WORK REQUEST:
Looking at the entries, say how many lines contain the string "text". Offer nothing besides the number.

EXERCISE DATA:
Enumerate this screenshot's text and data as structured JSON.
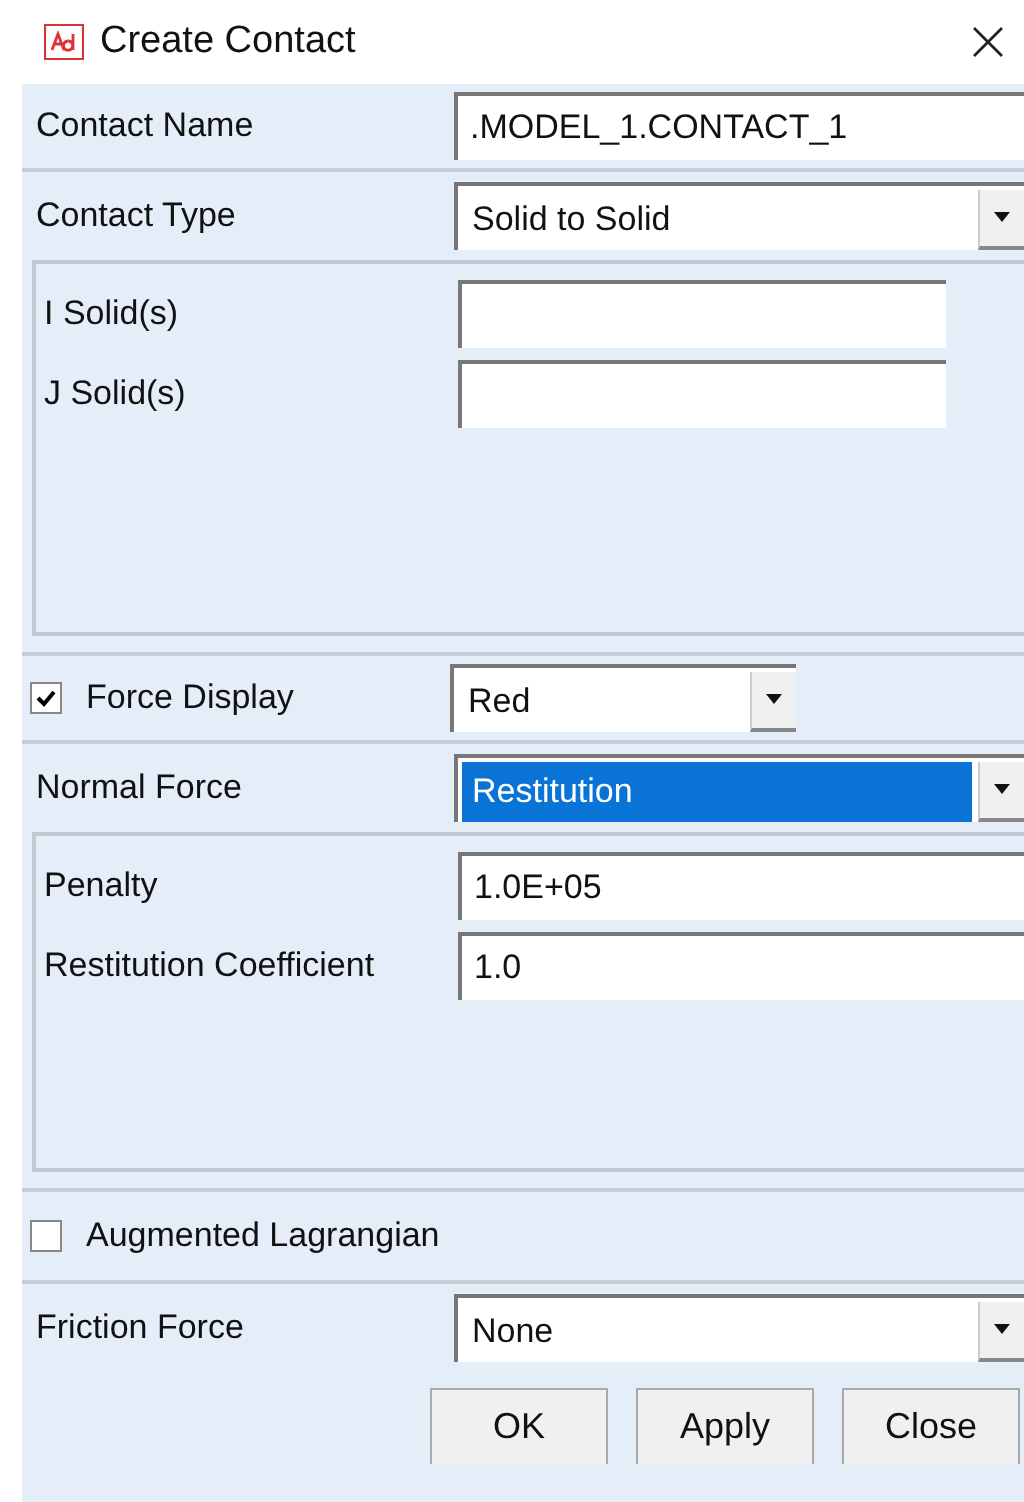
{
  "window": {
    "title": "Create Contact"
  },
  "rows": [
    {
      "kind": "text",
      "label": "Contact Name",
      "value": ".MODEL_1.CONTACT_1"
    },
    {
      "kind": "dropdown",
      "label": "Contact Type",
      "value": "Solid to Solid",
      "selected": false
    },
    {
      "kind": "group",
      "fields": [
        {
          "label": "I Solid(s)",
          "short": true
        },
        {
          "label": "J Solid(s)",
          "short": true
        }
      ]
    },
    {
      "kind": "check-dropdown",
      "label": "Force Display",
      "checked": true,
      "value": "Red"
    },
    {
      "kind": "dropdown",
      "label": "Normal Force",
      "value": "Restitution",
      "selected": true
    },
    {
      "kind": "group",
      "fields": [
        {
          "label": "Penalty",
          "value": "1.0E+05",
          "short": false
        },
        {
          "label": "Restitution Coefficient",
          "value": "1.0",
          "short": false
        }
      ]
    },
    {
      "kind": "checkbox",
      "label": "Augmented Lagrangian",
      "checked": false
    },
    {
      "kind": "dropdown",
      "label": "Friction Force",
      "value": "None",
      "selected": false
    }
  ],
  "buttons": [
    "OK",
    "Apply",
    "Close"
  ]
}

RESPONSE TO THIS TASK:
2